  24. beltzner says:

    Sounds like you had a lot of fun, Dietrich. Giving this presentation was a great idea, and the data’s fantastic. I’ve poked Chris Blizzard of the OLPC project to make sure that he saw it, too.

  25. Josh says:

    That’s amazing. This is the kind of thing i try with my friends, except that most of them only play WOW and that’s all they do on a coputer.
    This makes it harder.

    Great article!

  26. me says:

    Its great to teach kids about opensource and alternatives to things made by microsoft. It would be nice if more people did things like this

  27. […] There’s a interesting and insightful post over at dietrich.ganx4 about a career day talk to 4th graders that involved Firefox, the Internet, open-source, etc. It’s worth a read. A point that caught my eye was the confusion over what a browser was and how it was different from the internet. As support for online courses I often have to ask similar questions and I get similar responses. I’d have to say at least half of the people I ask don’t know what a browser is or tell me who their ISP is instead. I usually have to name browsers until I hit the one they use (usually IE). I see various discussions online about the internet being a platform and the decreasing importance of the OS and I think that’s not just talk. Many of my callers see the internet as an icon they double-click on. The search box is how they find stuff. Address bar? Never heard of it, and some never used it. I won’t try to guess how they would respond to questions about open-source. Quite a few of my calls end with “get firefox” though. […]

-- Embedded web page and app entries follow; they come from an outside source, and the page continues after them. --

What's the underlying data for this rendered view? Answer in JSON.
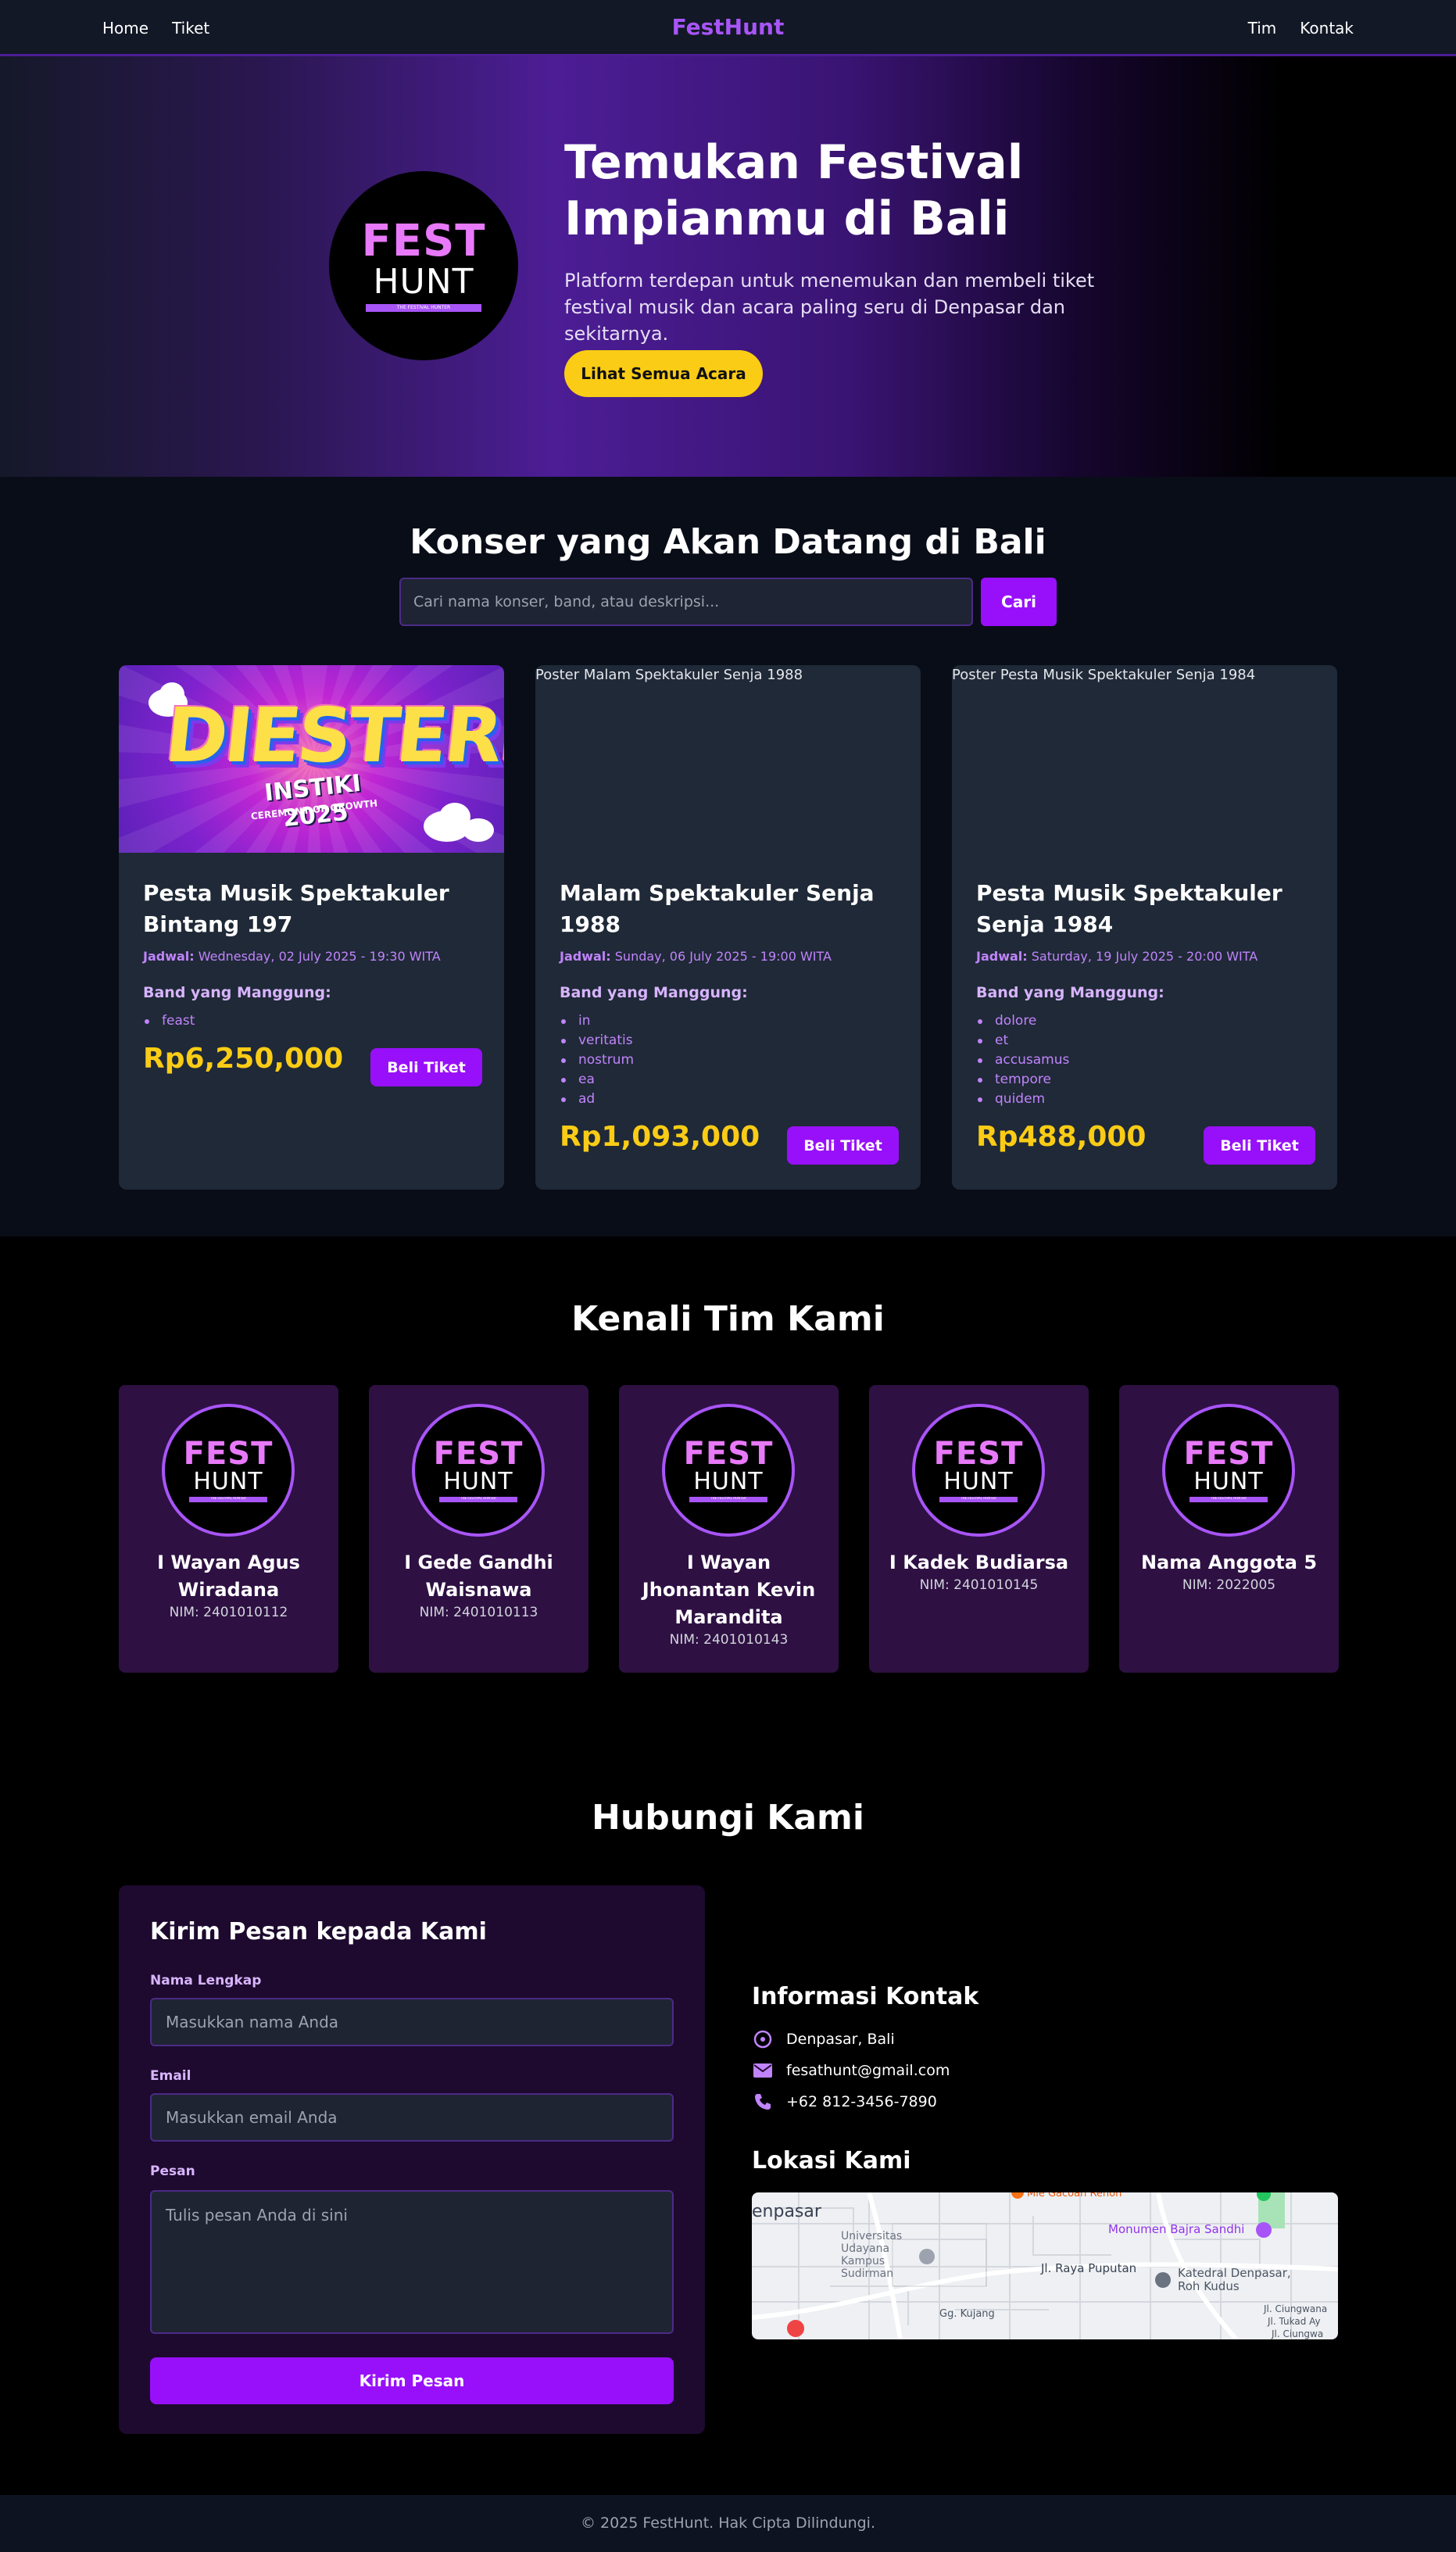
{
  "nav": {
    "left": [
      "Home",
      "Tiket"
    ],
    "brand": "FestHunt",
    "right": [
      "Tim",
      "Kontak"
    ]
  },
  "logo": {
    "line1": "FEST",
    "line2": "HUNT",
    "tagline": "THE FESTIVAL HUNTER"
  },
  "hero": {
    "title": "Temukan Festival Impianmu di Bali",
    "description": "Platform terdepan untuk menemukan dan membeli tiket festival musik dan acara paling seru di Denpasar dan sekitarnya.",
    "cta": "Lihat Semua Acara"
  },
  "events": {
    "title": "Konser yang Akan Datang di Bali",
    "search_placeholder": "Cari nama konser, band, atau deskripsi...",
    "search_button": "Cari",
    "schedule_label": "Jadwal:",
    "bands_label": "Band yang Manggung:",
    "buy_label": "Beli Tiket",
    "poster1": {
      "word": "DIESTERIA",
      "sub1": "INSTIKI 2025",
      "sub2": "CEREMONY OF GROWTH"
    },
    "items": [
      {
        "image_alt": "",
        "title": "Pesta Musik Spektakuler Bintang 197",
        "date": "Wednesday, 02 July 2025 - 19:30 WITA",
        "bands": [
          "feast"
        ],
        "price": "Rp6,250,000"
      },
      {
        "image_alt": "Poster Malam Spektakuler Senja 1988",
        "title": "Malam Spektakuler Senja 1988",
        "date": "Sunday, 06 July 2025 - 19:00 WITA",
        "bands": [
          "in",
          "veritatis",
          "nostrum",
          "ea",
          "ad"
        ],
        "price": "Rp1,093,000"
      },
      {
        "image_alt": "Poster Pesta Musik Spektakuler Senja 1984",
        "title": "Pesta Musik Spektakuler Senja 1984",
        "date": "Saturday, 19 July 2025 - 20:00 WITA",
        "bands": [
          "dolore",
          "et",
          "accusamus",
          "tempore",
          "quidem"
        ],
        "price": "Rp488,000"
      }
    ]
  },
  "team": {
    "title": "Kenali Tim Kami",
    "members": [
      {
        "name": "I Wayan Agus Wiradana",
        "nim": "NIM: 2401010112"
      },
      {
        "name": "I Gede Gandhi Waisnawa",
        "nim": "NIM: 2401010113"
      },
      {
        "name": "I Wayan Jhonantan Kevin Marandita",
        "nim": "NIM: 2401010143"
      },
      {
        "name": "I Kadek Budiarsa",
        "nim": "NIM: 2401010145"
      },
      {
        "name": "Nama Anggota 5",
        "nim": "NIM: 2022005"
      }
    ]
  },
  "contact": {
    "title": "Hubungi Kami",
    "form_title": "Kirim Pesan kepada Kami",
    "name_label": "Nama Lengkap",
    "name_placeholder": "Masukkan nama Anda",
    "email_label": "Email",
    "email_placeholder": "Masukkan email Anda",
    "message_label": "Pesan",
    "message_placeholder": "Tulis pesan Anda di sini",
    "submit": "Kirim Pesan",
    "info_title": "Informasi Kontak",
    "location": "Denpasar, Bali",
    "email": "fesathunt@gmail.com",
    "phone": "+62 812-3456-7890",
    "map_title": "Lokasi Kami",
    "map_labels": {
      "city": "enpasar",
      "university": "Universitas Udayana Kampus Sudirman",
      "temple": "Monumen Bajra Sandhi",
      "road1": "Jl. Raya Puputan",
      "church": "Katedral Denpasar, Roh Kudus",
      "road2": "Gg. Kujang",
      "road3": "Jl. Ciungwana",
      "road4": "Jl. Tukad Ay",
      "road5": "Jl. Ciungwa",
      "hotel": "Mie Gacoan Renon"
    }
  },
  "footer": {
    "text": "© 2025 FestHunt. Hak Cipta Dilindungi."
  },
  "colors": {
    "accent": "#9810fa",
    "brand": "#a855f7",
    "price": "#facc15",
    "cta": "#facc15"
  }
}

  28. Dan Cater says:

    SLIDE 7!!!

    I’m *so* easy to read.

    What have you done?!? These kids are going to grow up to a whole world of XML Parsing Errors!

    Seriously though, great work.

  29. Frank (DesertFox) says:

    I’m 16, and I write code for Firefox🙂
    and I’m also an extension developer:
    https://addons.mozilla.org/firefox/2224/?application=firefox

    A lot of these things are self-taught, but it’s important to have something, like a career day, to spark kids’ interest and inspire them to do things like these.

  30. Frank (DesertFox) says:

    I like the AJAX comment loading script you have.🙂
    I wish I had one for my site.

  31. […] dietrich . ganx4 . com » Firefox 4 Kids — Nice summary about few groups of children who attended Firefox presentations. Tagged as: children education firefox internet kids stats […]